::: Record extracts

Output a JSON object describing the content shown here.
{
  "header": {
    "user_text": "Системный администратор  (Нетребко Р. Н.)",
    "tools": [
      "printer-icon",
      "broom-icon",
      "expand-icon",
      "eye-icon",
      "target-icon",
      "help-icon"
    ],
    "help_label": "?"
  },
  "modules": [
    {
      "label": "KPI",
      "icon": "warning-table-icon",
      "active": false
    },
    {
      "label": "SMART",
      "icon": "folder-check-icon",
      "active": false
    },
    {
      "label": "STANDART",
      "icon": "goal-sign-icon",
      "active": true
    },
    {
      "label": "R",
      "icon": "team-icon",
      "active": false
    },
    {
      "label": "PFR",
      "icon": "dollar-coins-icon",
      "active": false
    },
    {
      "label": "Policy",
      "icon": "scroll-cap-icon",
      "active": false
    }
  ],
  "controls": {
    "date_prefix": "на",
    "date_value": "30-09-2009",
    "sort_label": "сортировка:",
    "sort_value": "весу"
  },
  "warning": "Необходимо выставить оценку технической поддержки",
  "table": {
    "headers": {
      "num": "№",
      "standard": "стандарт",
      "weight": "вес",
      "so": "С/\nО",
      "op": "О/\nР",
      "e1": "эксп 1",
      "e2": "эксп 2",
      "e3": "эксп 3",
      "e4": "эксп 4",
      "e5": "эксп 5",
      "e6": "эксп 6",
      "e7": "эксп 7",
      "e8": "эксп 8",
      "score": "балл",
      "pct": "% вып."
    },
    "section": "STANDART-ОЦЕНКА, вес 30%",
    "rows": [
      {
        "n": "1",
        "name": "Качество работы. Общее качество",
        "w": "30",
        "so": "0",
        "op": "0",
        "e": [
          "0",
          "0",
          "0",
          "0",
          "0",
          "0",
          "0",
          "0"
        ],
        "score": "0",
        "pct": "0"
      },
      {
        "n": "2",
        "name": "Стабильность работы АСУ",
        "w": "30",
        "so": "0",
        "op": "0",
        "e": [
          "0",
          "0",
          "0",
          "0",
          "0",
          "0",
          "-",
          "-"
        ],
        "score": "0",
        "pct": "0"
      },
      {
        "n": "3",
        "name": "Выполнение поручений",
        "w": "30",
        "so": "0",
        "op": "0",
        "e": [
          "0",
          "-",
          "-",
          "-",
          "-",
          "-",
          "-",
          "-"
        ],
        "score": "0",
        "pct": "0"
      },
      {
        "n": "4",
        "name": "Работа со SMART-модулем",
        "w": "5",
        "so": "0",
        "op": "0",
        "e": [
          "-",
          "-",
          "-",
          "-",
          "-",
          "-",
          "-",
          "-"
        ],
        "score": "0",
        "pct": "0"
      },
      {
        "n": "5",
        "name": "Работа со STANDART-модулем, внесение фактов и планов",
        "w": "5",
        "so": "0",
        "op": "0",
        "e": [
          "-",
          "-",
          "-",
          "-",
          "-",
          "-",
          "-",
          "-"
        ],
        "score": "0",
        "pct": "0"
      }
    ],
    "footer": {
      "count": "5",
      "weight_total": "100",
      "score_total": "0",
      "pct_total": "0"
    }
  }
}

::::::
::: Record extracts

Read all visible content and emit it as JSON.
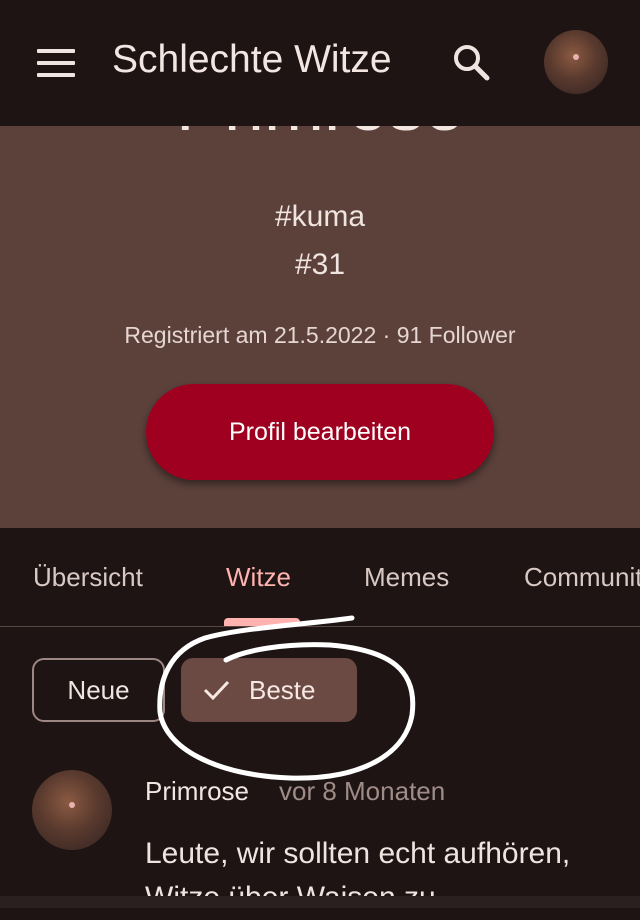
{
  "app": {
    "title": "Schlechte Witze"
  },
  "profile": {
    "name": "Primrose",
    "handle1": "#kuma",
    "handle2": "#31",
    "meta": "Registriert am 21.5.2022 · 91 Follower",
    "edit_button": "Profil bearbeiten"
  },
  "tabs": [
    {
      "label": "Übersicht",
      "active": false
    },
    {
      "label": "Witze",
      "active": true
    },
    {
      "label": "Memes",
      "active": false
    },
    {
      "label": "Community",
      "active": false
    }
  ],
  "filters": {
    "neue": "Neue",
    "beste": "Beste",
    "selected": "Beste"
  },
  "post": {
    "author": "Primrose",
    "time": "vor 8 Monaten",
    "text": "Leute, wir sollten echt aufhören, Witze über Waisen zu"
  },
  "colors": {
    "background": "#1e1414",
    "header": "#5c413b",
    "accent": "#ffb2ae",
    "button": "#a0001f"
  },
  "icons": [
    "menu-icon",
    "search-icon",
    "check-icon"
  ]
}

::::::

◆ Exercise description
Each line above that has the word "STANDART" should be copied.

◆ Output of the exercise
      "label": "STANDART",
    "section": "STANDART-ОЦЕНКА, вес 30%",
        "name": "Работа со STANDART-модулем, внесение фактов и планов",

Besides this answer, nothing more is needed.